US President Donald Trump has again criticised both sides for the violent unrest in Charlottesville, Virginia, which left one protester dead and others injured.
In a statement on Monday, he had condemned white supremacists.
But in New York today he also blamed left-wing supporters for charging at the "alt-right".
"They came at each other with clubs ... it was a horrible thing to watch," Mr Trump told reporters in response to questions in the lobby of Trump Tower, before adding that left-wing protesters "came violently attacking the other group".
The trouble erupted after hundreds of white nationalists converged in Charlottesville to protest plans to remove a statue of General Robert E Lee, commander of the pro-slavery Confederate army in the US Civil War.

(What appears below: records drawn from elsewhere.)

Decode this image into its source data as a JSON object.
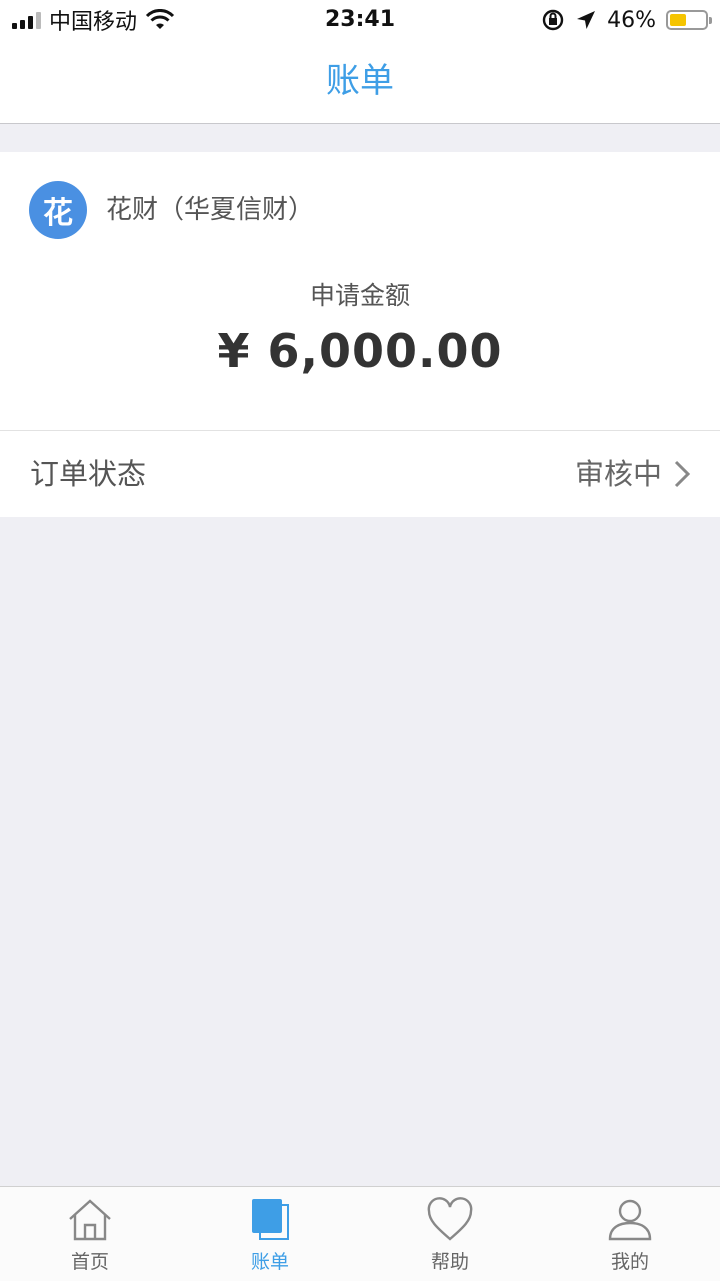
{
  "status_bar": {
    "carrier": "中国移动",
    "time": "23:41",
    "battery_percent": "46%",
    "battery_level": 0.46
  },
  "nav": {
    "title": "账单"
  },
  "loan": {
    "logo_char": "花",
    "lender": "花财（华夏信财）",
    "amount_label": "申请金额",
    "amount_value": "¥ 6,000.00"
  },
  "order": {
    "status_label": "订单状态",
    "status_value": "审核中"
  },
  "tabs": [
    {
      "label": "首页",
      "icon": "home-icon",
      "active": false
    },
    {
      "label": "账单",
      "icon": "bill-icon",
      "active": true
    },
    {
      "label": "帮助",
      "icon": "heart-icon",
      "active": false
    },
    {
      "label": "我的",
      "icon": "user-icon",
      "active": false
    }
  ],
  "colors": {
    "accent": "#3e9ee6",
    "logo": "#4a90e2",
    "background": "#efeff4"
  }
}
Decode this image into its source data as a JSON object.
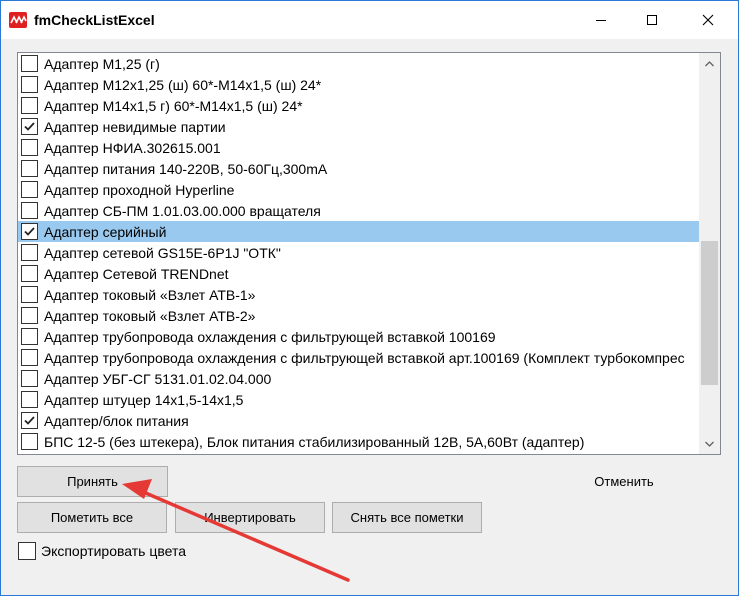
{
  "window": {
    "title": "fmCheckListExcel",
    "controls": {
      "minimize_icon": "minimize-icon",
      "maximize_icon": "maximize-icon",
      "close_icon": "close-icon"
    },
    "accent_color": "#2b79d6",
    "selection_color": "#99c9ef",
    "annotation_color": "#e53935"
  },
  "list": {
    "items": [
      {
        "label": "Адаптер М1,25 (г)",
        "checked": false,
        "selected": false
      },
      {
        "label": "Адаптер М12х1,25 (ш) 60*-М14х1,5 (ш) 24*",
        "checked": false,
        "selected": false
      },
      {
        "label": "Адаптер М14х1,5 г) 60*-М14х1,5 (ш) 24*",
        "checked": false,
        "selected": false
      },
      {
        "label": "Адаптер невидимые партии",
        "checked": true,
        "selected": false
      },
      {
        "label": "Адаптер НФИА.302615.001",
        "checked": false,
        "selected": false
      },
      {
        "label": "Адаптер питания 140-220В, 50-60Гц,300mA",
        "checked": false,
        "selected": false
      },
      {
        "label": "Адаптер проходной Hyperline",
        "checked": false,
        "selected": false
      },
      {
        "label": "Адаптер СБ-ПМ 1.01.03.00.000  вращателя",
        "checked": false,
        "selected": false
      },
      {
        "label": "Адаптер серийный",
        "checked": true,
        "selected": true
      },
      {
        "label": "Адаптер сетевой GS15E-6P1J \"ОТК\"",
        "checked": false,
        "selected": false
      },
      {
        "label": "Адаптер Сетевой TRENDnet",
        "checked": false,
        "selected": false
      },
      {
        "label": "Адаптер токовый «Взлет АТВ-1»",
        "checked": false,
        "selected": false
      },
      {
        "label": "Адаптер токовый «Взлет АТВ-2»",
        "checked": false,
        "selected": false
      },
      {
        "label": "Адаптер трубопровода охлаждения с фильтрующей вставкой 100169",
        "checked": false,
        "selected": false
      },
      {
        "label": "Адаптер трубопровода охлаждения с фильтрующей вставкой арт.100169 (Комплект турбокомпрес",
        "checked": false,
        "selected": false
      },
      {
        "label": "Адаптер УБГ-СГ 5131.01.02.04.000",
        "checked": false,
        "selected": false
      },
      {
        "label": "Адаптер штуцер 14х1,5-14х1,5",
        "checked": false,
        "selected": false
      },
      {
        "label": "Адаптер/блок питания",
        "checked": true,
        "selected": false
      },
      {
        "label": "БПС 12-5 (без штекера), Блок питания стабилизированный 12В, 5А,60Вт (адаптер)",
        "checked": false,
        "selected": false
      }
    ]
  },
  "buttons": {
    "accept": "Принять",
    "cancel": "Отменить",
    "mark_all": "Пометить все",
    "invert": "Инвертировать",
    "unmark_all": "Снять все пометки"
  },
  "export": {
    "label": "Экспортировать цвета",
    "checked": false
  }
}
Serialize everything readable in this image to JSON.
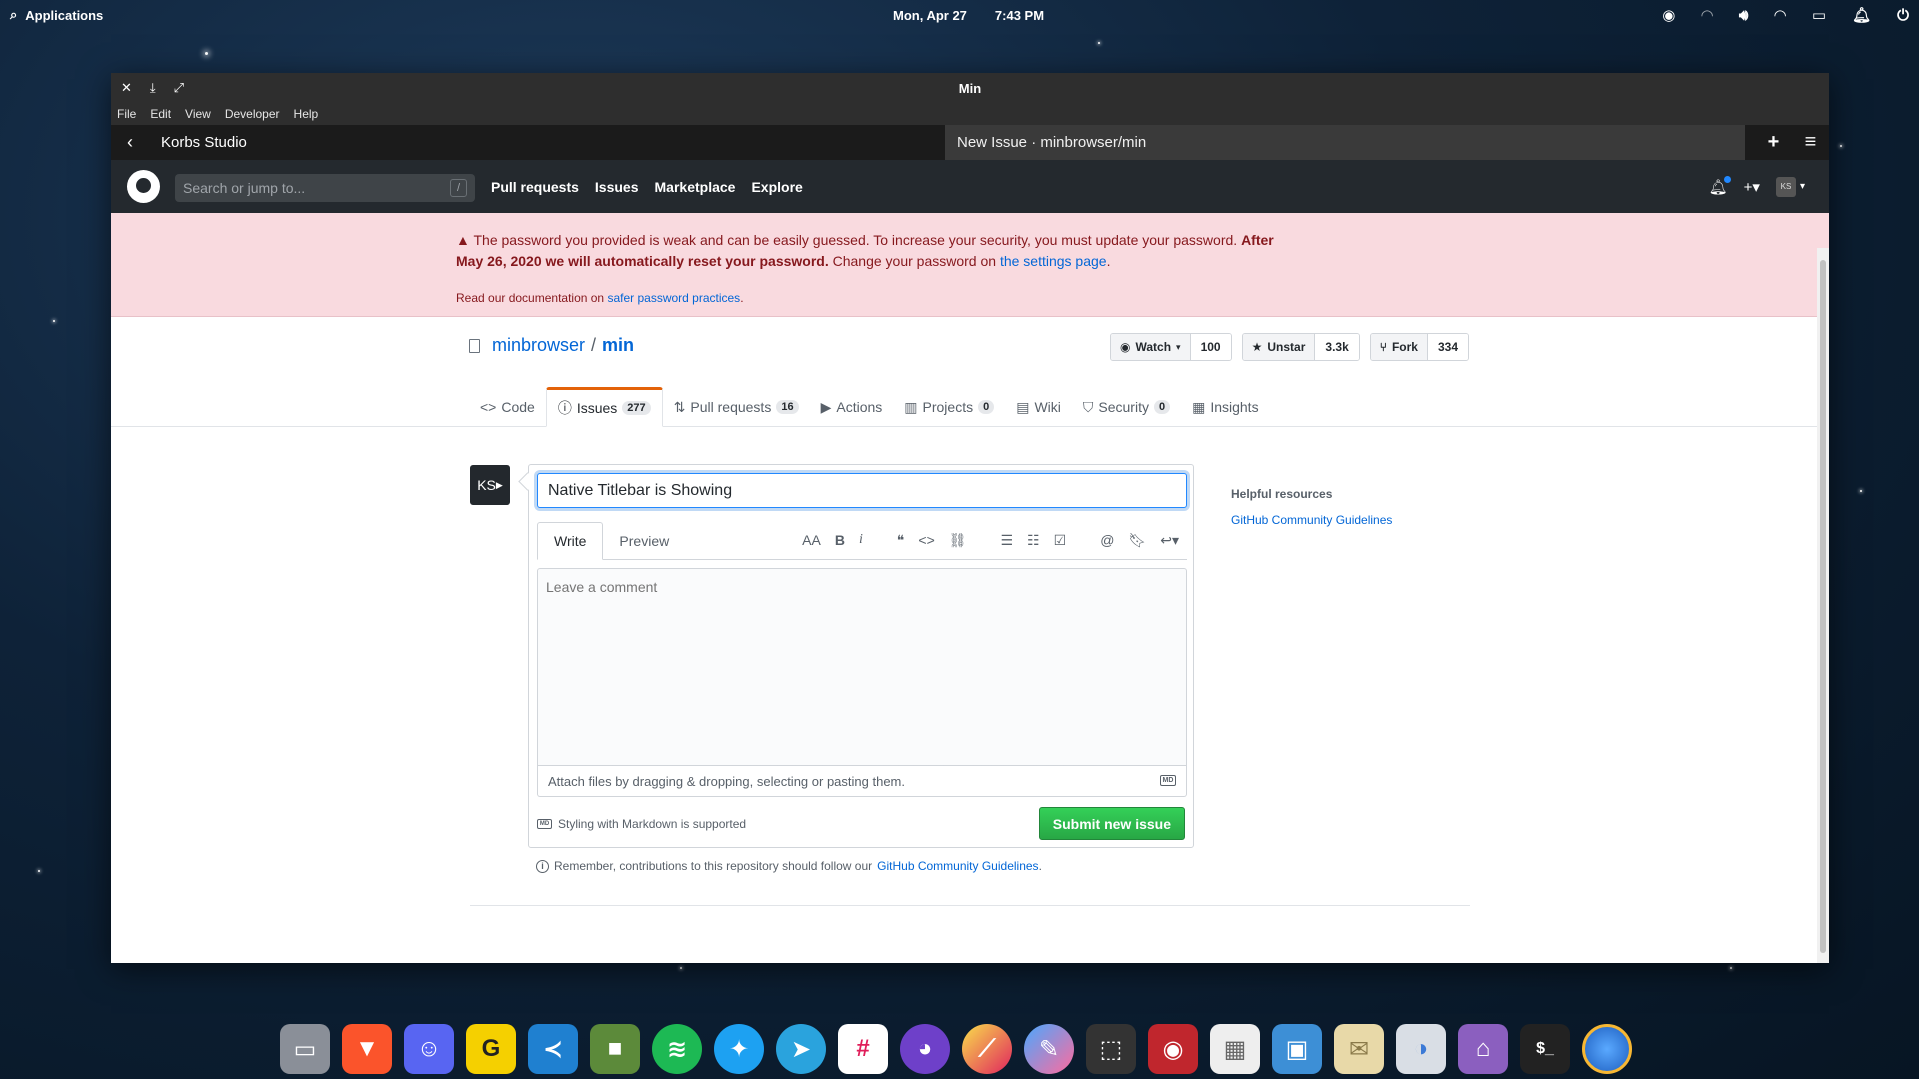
{
  "top_panel": {
    "applications_label": "Applications",
    "date": "Mon, Apr 27",
    "time": "7:43 PM"
  },
  "window": {
    "title": "Min",
    "controls": [
      "✕",
      "⤓",
      "⤢"
    ],
    "menu": [
      "File",
      "Edit",
      "View",
      "Developer",
      "Help"
    ]
  },
  "browser": {
    "tab1_title": "Korbs Studio",
    "tab2_title": "New Issue · minbrowser/min"
  },
  "github": {
    "search_placeholder": "Search or jump to...",
    "search_key": "/",
    "nav_links": [
      "Pull requests",
      "Issues",
      "Marketplace",
      "Explore"
    ],
    "avatar_initials": "KS"
  },
  "flash": {
    "text_part1": "The password you provided is weak and can be easily guessed. To increase your security, you must update your password.",
    "text_bold": "After May 26, 2020 we will automatically reset your password.",
    "text_part2": "Change your password on",
    "settings_link": "the settings page",
    "period": ".",
    "doc_text": "Read our documentation on",
    "doc_link": "safer password practices",
    "doc_period": "."
  },
  "repo": {
    "owner": "minbrowser",
    "separator": "/",
    "name": "min",
    "watch_label": "Watch",
    "watch_count": "100",
    "star_label": "Unstar",
    "star_count": "3.3k",
    "fork_label": "Fork",
    "fork_count": "334",
    "tabs": [
      {
        "label": "Code",
        "count": ""
      },
      {
        "label": "Issues",
        "count": "277"
      },
      {
        "label": "Pull requests",
        "count": "16"
      },
      {
        "label": "Actions",
        "count": ""
      },
      {
        "label": "Projects",
        "count": "0"
      },
      {
        "label": "Wiki",
        "count": ""
      },
      {
        "label": "Security",
        "count": "0"
      },
      {
        "label": "Insights",
        "count": ""
      }
    ]
  },
  "issue_form": {
    "avatar_initials": "KS",
    "title_value": "Native Titlebar is Showing",
    "tab_write": "Write",
    "tab_preview": "Preview",
    "comment_placeholder": "Leave a comment",
    "attach_text": "Attach files by dragging & dropping, selecting or pasting them.",
    "md_badge": "MD",
    "styling_text": "Styling with Markdown is supported",
    "submit_label": "Submit new issue",
    "remember_text": "Remember, contributions to this repository should follow our",
    "remember_link": "GitHub Community Guidelines",
    "remember_period": "."
  },
  "sidebar": {
    "heading": "Helpful resources",
    "link": "GitHub Community Guidelines"
  },
  "dock_apps": [
    "Files",
    "Brave",
    "Discord",
    "Gnome Guides",
    "VS Code",
    "Minecraft",
    "Spotify",
    "Twitter",
    "Telegram",
    "Slack",
    "GitHub Desktop",
    "Lollypop",
    "Color Picker",
    "Screenshot",
    "Screen Recorder",
    "Calendar",
    "Photos",
    "Mail",
    "Settings",
    "Store",
    "Terminal",
    "Min"
  ]
}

Mr Trump said those defending the statue had included "many fine people".
He asked whether statues of former presidents George Washington and Thomas Jefferson should also be torn down, because they had been slave-owners.
Heather Heyer, 32, died and 19 others were hurt when a car was driven into people protesting against the far-right march on Saturday. A 20-year-old Ohio man, James Fields, said to have harboured Nazi sympathies, was charged with murder, malicious wounding and leaving the scene of a fatal accident.
Mr Trump said that the car driver was a disgrace to himself and his country.
But Mr Trump faced a storm of criticism from Democrats and members of his own Republican Party over his initial response to the violence around the rally in the Southern college town.
Mr Trump today explained his initial restrained response by saying: "The statement I made on Saturday, the first statement, was a fine statement, but you don't make statements that direct unless you know the facts. It takes a little while to get the facts."
Earlier today, Mr Trump hit back at business leaders who quit a presidential advisory panel in protest, calling the executives "grandstanders".
Three business leaders quit a Trump panel in protest on Monday and on Tuesday, Alliance for American Manufacturing president Scott Paul said on Twitter he was also resigning.
Mr Trump bowed on Monday to two days of pressure for a more forceful response, singling out groups behind the "Unite the Right" rally that were widely seen as stoking the disturbances. But he was still clearly frustrated over the reaction to his response.
"For every CEO that drops out of the Manufacturing Council, I have many to take their place. Grandstanders should not have gone on. JOBS!" Mr Trump said on Twitter on Tuesday.
- BBC / Reuters